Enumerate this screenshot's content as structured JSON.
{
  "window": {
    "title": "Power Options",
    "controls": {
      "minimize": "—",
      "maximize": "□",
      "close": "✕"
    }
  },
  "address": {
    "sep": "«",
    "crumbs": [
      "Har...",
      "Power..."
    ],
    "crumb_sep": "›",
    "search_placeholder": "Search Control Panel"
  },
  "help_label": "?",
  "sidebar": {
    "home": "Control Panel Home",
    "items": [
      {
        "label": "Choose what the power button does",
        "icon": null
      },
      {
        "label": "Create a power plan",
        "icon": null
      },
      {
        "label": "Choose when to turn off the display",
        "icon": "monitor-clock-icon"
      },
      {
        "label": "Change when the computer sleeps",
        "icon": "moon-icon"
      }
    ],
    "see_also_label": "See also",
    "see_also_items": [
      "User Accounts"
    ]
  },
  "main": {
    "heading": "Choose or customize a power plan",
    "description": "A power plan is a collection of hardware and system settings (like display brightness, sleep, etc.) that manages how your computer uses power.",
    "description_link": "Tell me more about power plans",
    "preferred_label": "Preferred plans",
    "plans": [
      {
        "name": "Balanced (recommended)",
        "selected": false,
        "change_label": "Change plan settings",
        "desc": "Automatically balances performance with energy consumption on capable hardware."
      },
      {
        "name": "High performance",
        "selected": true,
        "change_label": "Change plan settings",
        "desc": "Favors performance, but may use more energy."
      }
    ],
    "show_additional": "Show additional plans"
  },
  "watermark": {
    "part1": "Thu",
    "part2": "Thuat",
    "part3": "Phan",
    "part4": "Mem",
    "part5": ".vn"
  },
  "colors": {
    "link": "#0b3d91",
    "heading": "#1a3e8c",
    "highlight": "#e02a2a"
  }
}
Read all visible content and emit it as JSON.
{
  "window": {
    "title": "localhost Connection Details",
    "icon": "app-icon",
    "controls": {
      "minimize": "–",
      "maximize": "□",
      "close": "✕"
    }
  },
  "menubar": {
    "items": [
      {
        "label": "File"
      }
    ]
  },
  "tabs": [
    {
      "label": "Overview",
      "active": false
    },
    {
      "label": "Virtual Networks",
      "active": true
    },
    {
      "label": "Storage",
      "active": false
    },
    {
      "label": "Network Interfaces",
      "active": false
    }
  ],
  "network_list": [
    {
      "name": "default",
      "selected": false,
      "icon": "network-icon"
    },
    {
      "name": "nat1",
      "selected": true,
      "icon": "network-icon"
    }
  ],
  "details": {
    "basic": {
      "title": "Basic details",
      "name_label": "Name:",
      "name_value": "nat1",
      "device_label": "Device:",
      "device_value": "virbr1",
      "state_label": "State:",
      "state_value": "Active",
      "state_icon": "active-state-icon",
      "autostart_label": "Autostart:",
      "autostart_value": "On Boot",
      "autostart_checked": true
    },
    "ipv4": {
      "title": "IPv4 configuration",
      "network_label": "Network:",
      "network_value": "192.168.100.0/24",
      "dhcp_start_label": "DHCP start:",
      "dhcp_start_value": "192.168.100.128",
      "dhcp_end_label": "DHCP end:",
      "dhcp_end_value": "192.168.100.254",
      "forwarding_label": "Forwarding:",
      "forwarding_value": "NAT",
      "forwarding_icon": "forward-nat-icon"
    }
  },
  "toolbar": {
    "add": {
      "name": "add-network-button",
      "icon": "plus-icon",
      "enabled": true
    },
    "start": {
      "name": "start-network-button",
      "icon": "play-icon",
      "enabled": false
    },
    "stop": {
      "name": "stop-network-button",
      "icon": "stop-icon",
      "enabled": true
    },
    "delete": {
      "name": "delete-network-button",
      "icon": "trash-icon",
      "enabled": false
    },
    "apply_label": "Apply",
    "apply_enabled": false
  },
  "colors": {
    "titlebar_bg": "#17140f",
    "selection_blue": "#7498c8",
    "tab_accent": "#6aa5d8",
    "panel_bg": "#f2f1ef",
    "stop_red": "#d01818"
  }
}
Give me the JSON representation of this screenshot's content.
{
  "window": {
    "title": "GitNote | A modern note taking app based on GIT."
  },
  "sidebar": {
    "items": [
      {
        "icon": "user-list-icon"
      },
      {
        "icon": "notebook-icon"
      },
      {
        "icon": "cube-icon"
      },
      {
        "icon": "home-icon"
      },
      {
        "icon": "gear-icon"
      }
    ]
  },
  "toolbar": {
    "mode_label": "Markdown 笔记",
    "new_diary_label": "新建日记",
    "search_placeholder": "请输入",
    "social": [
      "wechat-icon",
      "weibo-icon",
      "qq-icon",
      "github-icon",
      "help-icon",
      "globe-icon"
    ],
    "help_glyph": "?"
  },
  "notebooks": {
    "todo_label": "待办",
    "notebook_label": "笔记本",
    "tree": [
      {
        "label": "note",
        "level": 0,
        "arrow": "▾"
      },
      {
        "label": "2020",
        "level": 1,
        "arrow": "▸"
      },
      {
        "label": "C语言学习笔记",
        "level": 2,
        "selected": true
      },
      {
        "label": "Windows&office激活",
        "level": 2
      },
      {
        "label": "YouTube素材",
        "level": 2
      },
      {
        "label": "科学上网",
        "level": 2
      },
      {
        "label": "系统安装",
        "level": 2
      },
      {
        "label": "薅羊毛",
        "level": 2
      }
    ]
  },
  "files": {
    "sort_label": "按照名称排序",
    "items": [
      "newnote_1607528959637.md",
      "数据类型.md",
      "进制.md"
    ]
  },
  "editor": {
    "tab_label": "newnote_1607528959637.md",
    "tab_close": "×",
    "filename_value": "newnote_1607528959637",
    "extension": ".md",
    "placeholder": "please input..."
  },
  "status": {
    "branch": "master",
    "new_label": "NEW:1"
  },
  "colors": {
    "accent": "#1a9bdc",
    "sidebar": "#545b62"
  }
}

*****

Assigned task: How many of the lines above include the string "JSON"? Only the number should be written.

Answer space: 3